Shortly after returning home from AARC Congress 2014 in Las Vegas I began thinking about what I’d like to do the following year. The Congress in Las Vegas was my first AARC Open Forum experience and I knew I wanted to build on everything I learned that year. I was a staff therapist at the time, and I would take notes on questions I had as I was working. For the majority of questions I wrote down I was able to find some answers that were already published. After some careful research about ventilator alarms I wasn’t convinced there was a consensus on how alarms should be managed.
Were these 2014 and 2015 studies the first you ever conducted? If not, how many other studies have you completed?
My first experience with research came in college, where I performed capsaicin cough challenges on some of my peers. The opportunity to do research, much less human research, was exhilarating! Shortly after starting my first staff therapist position I began to ask more experienced members of the department how I could get involved in research. I helped conduct a retrospective analysis of another recent topic of interest with unclear conclusions — unplanned extubations. I played a supportive role in that research, presented at the 2014 AARC Open Forum, and learned a lot about how to formulate an abstract. In this most recent research I took more responsibility and consulted others to assist.
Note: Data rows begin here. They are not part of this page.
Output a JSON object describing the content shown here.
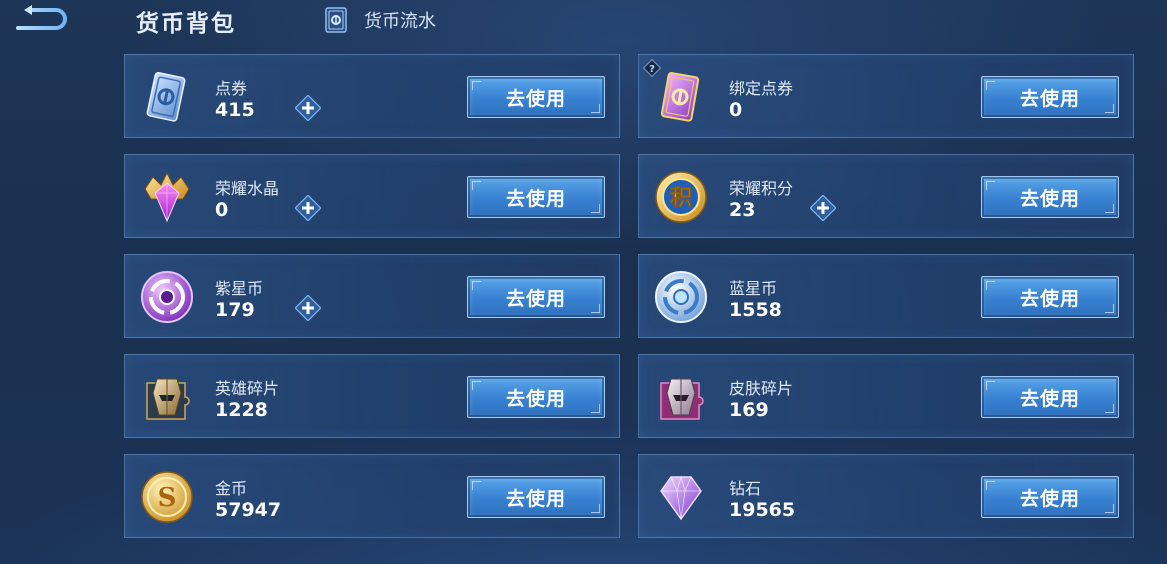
{
  "header": {
    "title": "货币背包",
    "flow_link": "货币流水"
  },
  "colors": {
    "accent": "#3a84d3",
    "background": "#1b3356",
    "card_border": "#78aae6"
  },
  "currencies": [
    {
      "name": "点券",
      "value": "415",
      "icon": "voucher-icon",
      "has_add": true,
      "button": "去使用"
    },
    {
      "name": "绑定点券",
      "value": "0",
      "icon": "bound-voucher-icon",
      "has_add": false,
      "has_help": true,
      "button": "去使用"
    },
    {
      "name": "荣耀水晶",
      "value": "0",
      "icon": "glory-crystal-icon",
      "has_add": true,
      "button": "去使用"
    },
    {
      "name": "荣耀积分",
      "value": "23",
      "icon": "glory-points-icon",
      "icon_text": "积",
      "has_add": true,
      "button": "去使用"
    },
    {
      "name": "紫星币",
      "value": "179",
      "icon": "purple-star-coin-icon",
      "has_add": true,
      "button": "去使用"
    },
    {
      "name": "蓝星币",
      "value": "1558",
      "icon": "blue-star-coin-icon",
      "has_add": false,
      "button": "去使用"
    },
    {
      "name": "英雄碎片",
      "value": "1228",
      "icon": "hero-fragment-icon",
      "has_add": false,
      "button": "去使用"
    },
    {
      "name": "皮肤碎片",
      "value": "169",
      "icon": "skin-fragment-icon",
      "has_add": false,
      "button": "去使用"
    },
    {
      "name": "金币",
      "value": "57947",
      "icon": "gold-coin-icon",
      "icon_text": "S",
      "has_add": false,
      "button": "去使用"
    },
    {
      "name": "钻石",
      "value": "19565",
      "icon": "diamond-icon",
      "has_add": false,
      "button": "去使用"
    }
  ]
}
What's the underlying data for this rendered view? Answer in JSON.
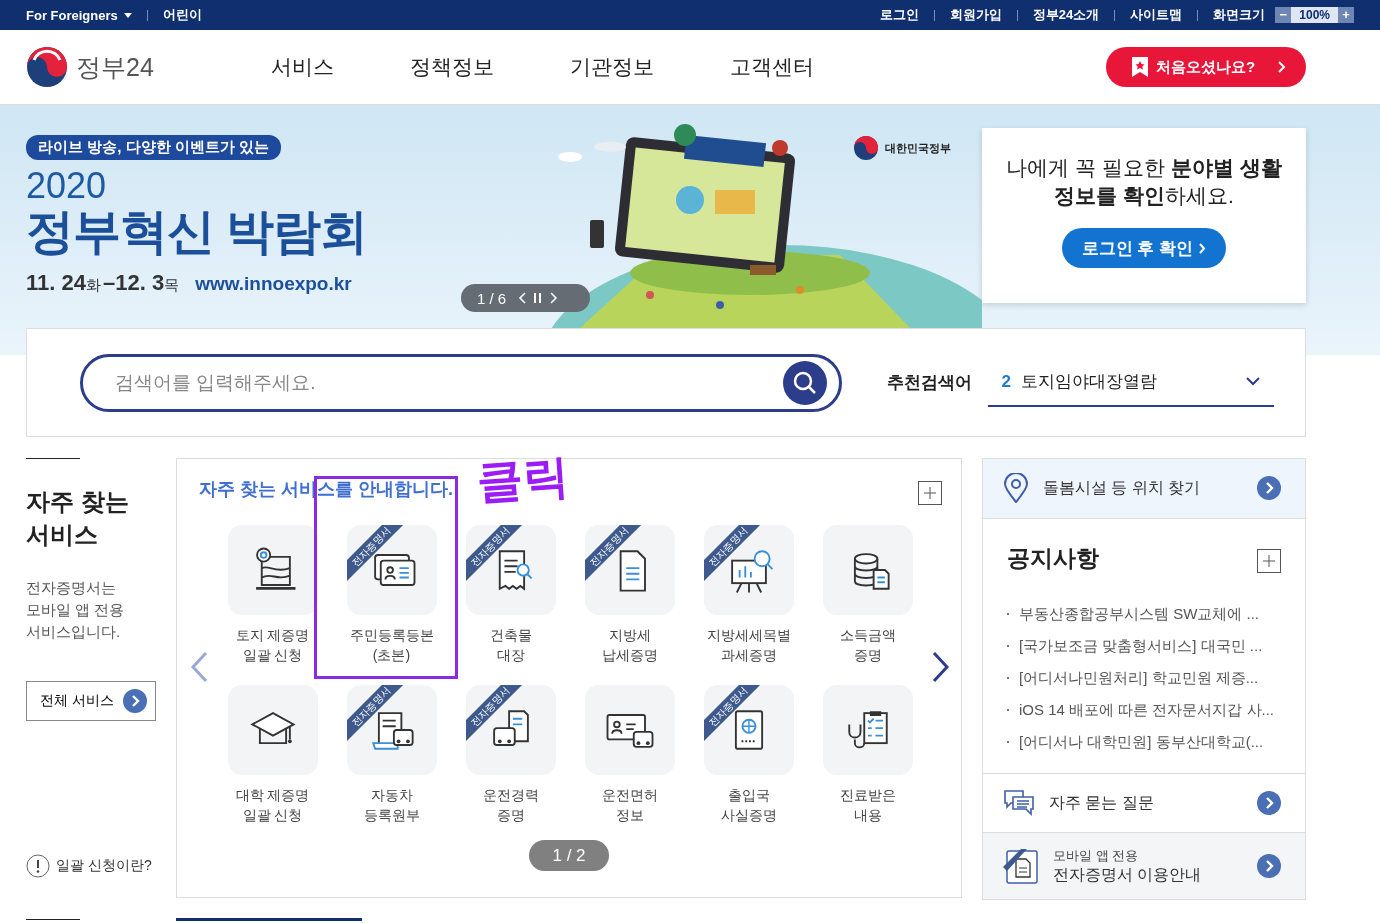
{
  "top_bar": {
    "left_links": [
      {
        "label": "For Foreigners",
        "kind": "dropdown"
      },
      {
        "label": "어린이",
        "kind": "link"
      }
    ],
    "right_links": [
      "로그인",
      "회원가입",
      "정부24소개",
      "사이트맵"
    ],
    "zoom": {
      "label": "화면크기",
      "decrease": "−",
      "value": "100%",
      "increase": "+"
    }
  },
  "header": {
    "logo_text": "정부24",
    "nav": [
      "서비스",
      "정책정보",
      "기관정보",
      "고객센터"
    ],
    "cta": "처음오셨나요?"
  },
  "banner": {
    "tag": "라이브 방송, 다양한 이벤트가 있는",
    "year": "2020",
    "title": "정부혁신 박람회",
    "dates": [
      {
        "date": "11. 24",
        "day": "화"
      },
      {
        "date": "–12. 3",
        "day": "목"
      }
    ],
    "url": "www.innoexpo.kr",
    "slide_counter": "1 / 6",
    "org": "대한민국정부"
  },
  "login_card": {
    "message": "나에게 꼭 필요한 **분야별 생활 정보를 확인**하세요.",
    "button": "로그인 후 확인"
  },
  "search": {
    "placeholder": "검색어를 입력해주세요.",
    "recommended_label": "추천검색어",
    "recommended": {
      "rank": "2",
      "term": "토지임야대장열람"
    }
  },
  "side": {
    "title": "자주 찾는 서비스",
    "description": "전자증명서는 모바일 앱 전용 서비스입니다.",
    "all_button": "전체 서비스",
    "help_link": "일괄 신청이란?"
  },
  "services": {
    "title": "자주 찾는 서비스**를 안내합니다.**",
    "annotation": "클릭",
    "pager": "1 / 2",
    "items": [
      {
        "label": "토지 제증명\n일괄 신청",
        "highlighted": false
      },
      {
        "label": "주민등록등본\n(초본)",
        "badge": "전자증명서",
        "highlighted": true
      },
      {
        "label": "건축물\n대장",
        "badge": "전자증명서",
        "highlighted": false
      },
      {
        "label": "지방세\n납세증명",
        "badge": "전자증명서",
        "highlighted": false
      },
      {
        "label": "지방세세목별\n과세증명",
        "badge": "전자증명서",
        "highlighted": false
      },
      {
        "label": "소득금액\n증명",
        "highlighted": false
      },
      {
        "label": "대학 제증명\n일괄 신청",
        "highlighted": false
      },
      {
        "label": "자동차\n등록원부",
        "badge": "전자증명서",
        "highlighted": false
      },
      {
        "label": "운전경력\n증명",
        "badge": "전자증명서",
        "highlighted": false
      },
      {
        "label": "운전면허\n정보",
        "highlighted": false
      },
      {
        "label": "출입국\n사실증명",
        "badge": "전자증명서",
        "highlighted": false
      },
      {
        "label": "진료받은\n내용",
        "highlighted": false
      }
    ]
  },
  "right_panel": {
    "location": "돌봄시설 등 위치 찾기",
    "notices": {
      "title": "공지사항",
      "items": [
        "부동산종합공부시스템 SW교체에 ...",
        "[국가보조금 맞춤형서비스] 대국민 ...",
        "[어디서나민원처리] 학교민원 제증...",
        "iOS 14 배포에 따른 전자문서지갑 사...",
        "[어디서나 대학민원] 동부산대학교(..."
      ]
    },
    "faq": "자주 묻는 질문",
    "mobile": {
      "line1": "모바일 앱 전용",
      "line2": "전자증명서 이용안내"
    }
  }
}
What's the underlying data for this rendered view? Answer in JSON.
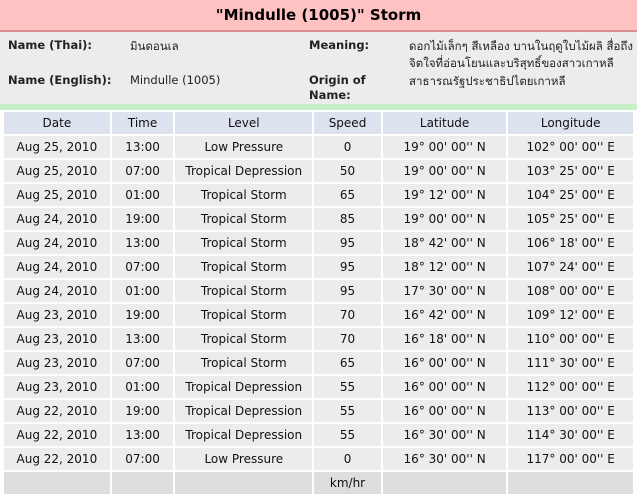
{
  "title": "\"Mindulle (1005)\" Storm",
  "info": {
    "name_thai_label": "Name (Thai):",
    "name_thai_value": "มินดอนเล",
    "name_english_label": "Name (English):",
    "name_english_value": "Mindulle (1005)",
    "meaning_label": "Meaning:",
    "meaning_value": "ดอกไม้เล็กๆ สีเหลือง บานในฤดูใบไม้ผลิ สื่อถึงจิตใจที่อ่อนโยนและบริสุทธิ์ของสาวเกาหลี",
    "origin_label_line1": "Origin of",
    "origin_label_line2": "Name:",
    "origin_value": "สาธารณรัฐประชาธิปไตยเกาหลี"
  },
  "table": {
    "headers": [
      "Date",
      "Time",
      "Level",
      "Speed",
      "Latitude",
      "Longitude"
    ],
    "rows": [
      [
        "Aug 25, 2010",
        "13:00",
        "Low Pressure",
        "0",
        "19° 00' 00'' N",
        "102° 00' 00'' E"
      ],
      [
        "Aug 25, 2010",
        "07:00",
        "Tropical Depression",
        "50",
        "19° 00' 00'' N",
        "103° 25' 00'' E"
      ],
      [
        "Aug 25, 2010",
        "01:00",
        "Tropical Storm",
        "65",
        "19° 12' 00'' N",
        "104° 25' 00'' E"
      ],
      [
        "Aug 24, 2010",
        "19:00",
        "Tropical Storm",
        "85",
        "19° 00' 00'' N",
        "105° 25' 00'' E"
      ],
      [
        "Aug 24, 2010",
        "13:00",
        "Tropical Storm",
        "95",
        "18° 42' 00'' N",
        "106° 18' 00'' E"
      ],
      [
        "Aug 24, 2010",
        "07:00",
        "Tropical Storm",
        "95",
        "18° 12' 00'' N",
        "107° 24' 00'' E"
      ],
      [
        "Aug 24, 2010",
        "01:00",
        "Tropical Storm",
        "95",
        "17° 30' 00'' N",
        "108° 00' 00'' E"
      ],
      [
        "Aug 23, 2010",
        "19:00",
        "Tropical Storm",
        "70",
        "16° 42' 00'' N",
        "109° 12' 00'' E"
      ],
      [
        "Aug 23, 2010",
        "13:00",
        "Tropical Storm",
        "70",
        "16° 18' 00'' N",
        "110° 00' 00'' E"
      ],
      [
        "Aug 23, 2010",
        "07:00",
        "Tropical Storm",
        "65",
        "16° 00' 00'' N",
        "111° 30' 00'' E"
      ],
      [
        "Aug 23, 2010",
        "01:00",
        "Tropical Depression",
        "55",
        "16° 00' 00'' N",
        "112° 00' 00'' E"
      ],
      [
        "Aug 22, 2010",
        "19:00",
        "Tropical Depression",
        "55",
        "16° 00' 00'' N",
        "113° 00' 00'' E"
      ],
      [
        "Aug 22, 2010",
        "13:00",
        "Tropical Depression",
        "55",
        "16° 30' 00'' N",
        "114° 30' 00'' E"
      ],
      [
        "Aug 22, 2010",
        "07:00",
        "Low Pressure",
        "0",
        "16° 30' 00'' N",
        "117° 00' 00'' E"
      ]
    ],
    "footer": [
      "",
      "",
      "",
      "km/hr",
      "",
      ""
    ]
  }
}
How did you gain support from your hospital to conduct the three studies you presented at Open Forum 2015 and who helped you carry them out?
Christiana Care Health System, and specifically my department of respiratory care, is uniquely supportive of any professional involvement their therapists pursue. I am fortunate to work with some other therapists like John Emberger and Fran Gott, my coauthors in this research, who are much more experienced.
How difficult was it to work the studies into your normal duties as a respiratory therapist at the hospital? Do you think it was worth the time and effort?
Anything that could potentially increase the collective knowledge of the profession and improve care of our patients is worth the time and effort! I would sometimes print out articles to review in any down time I would have, but many times it meant staying a little later or coming in a little early to get some work done. Staying organized was critical to success. The amount of data we collected was astounding.
How did it feel to learn that your abstracts had been accepted to the Open Forum — and most especially, that your abstract, High Priority Ventilator Alarms That Received No Intervention: An Analysis of Ventilator Alarm Informativeness in Intensive Care Units, was selected for the Editor’s Choice session?
It is such an incredible feeling of accomplishment when all of the work you’ve put into improving your profession is validated! There is an inherent amount of risk involved in submitting your work for peer review. If not done carefully, then you certainly run the risk of it not being accepted. When I learned of the Editor’s Choice award I was ecstatic. I immediately called up Fran and John to tell them the good news. I didn’t even know what it necessarily meant yet, but I was so honored that our work was considered.
How do you think conducting these studies and having them accepted to the Open Forum is helping to further your career in respiratory care?
Therapists who conduct research have a unique and integral role in the profession. While learning what else has been studied on the topic, they better themselves and their understanding of respiratory care, they improve the care of their patients, and they improve the reputation of the profession. When the research is published it serves to better everyone’s understanding and also improves the profession. Finally, publishing research serves to connect you to others who have similar interests as you, expanding your professional network.
What advice do you have for other therapists who might like to follow in your footsteps but just don’t know how to get started?
Getting started is usually the most difficult part of the process — besides the statistics! Developing an abstract requires you to think critically about what the most essential question is for the problem that you want to address. After you’ve identified your question, find people who can help you answer it. Find someone in your department, or network with someone online, who has experience with publishing research. They’ll be able to give you the boost and direction you need to achieve your goals. Don’t be afraid to submit research that doesn’t show what you thought it would either. If you go into a project expecting to find a difference between two interventions, that data is just as, if not more than, important any positive research published.
Are you planning to conduct more studies in the future? If so, what will you study next and why?
I remain very interested in how to improve ventilation. We have such sophisticated ventilators now, but we use most of the same alarms we’ve used since we started mechanically ventilating patients. There are some data to suggest that newer modes could decrease the amount of false alarms, and I’d like to help validate those findings. I plan on working on some retrospective data to determine if the reorganization of our department has positively impacted the care of our ventilated patients. I also hope to help at least one other person submit their research to the 2016 Open Forum.
Want to connect to researchers in respiratory care? Join our Research Roundtable. It’s a great place to meet the people who can help you move your study ideas forward.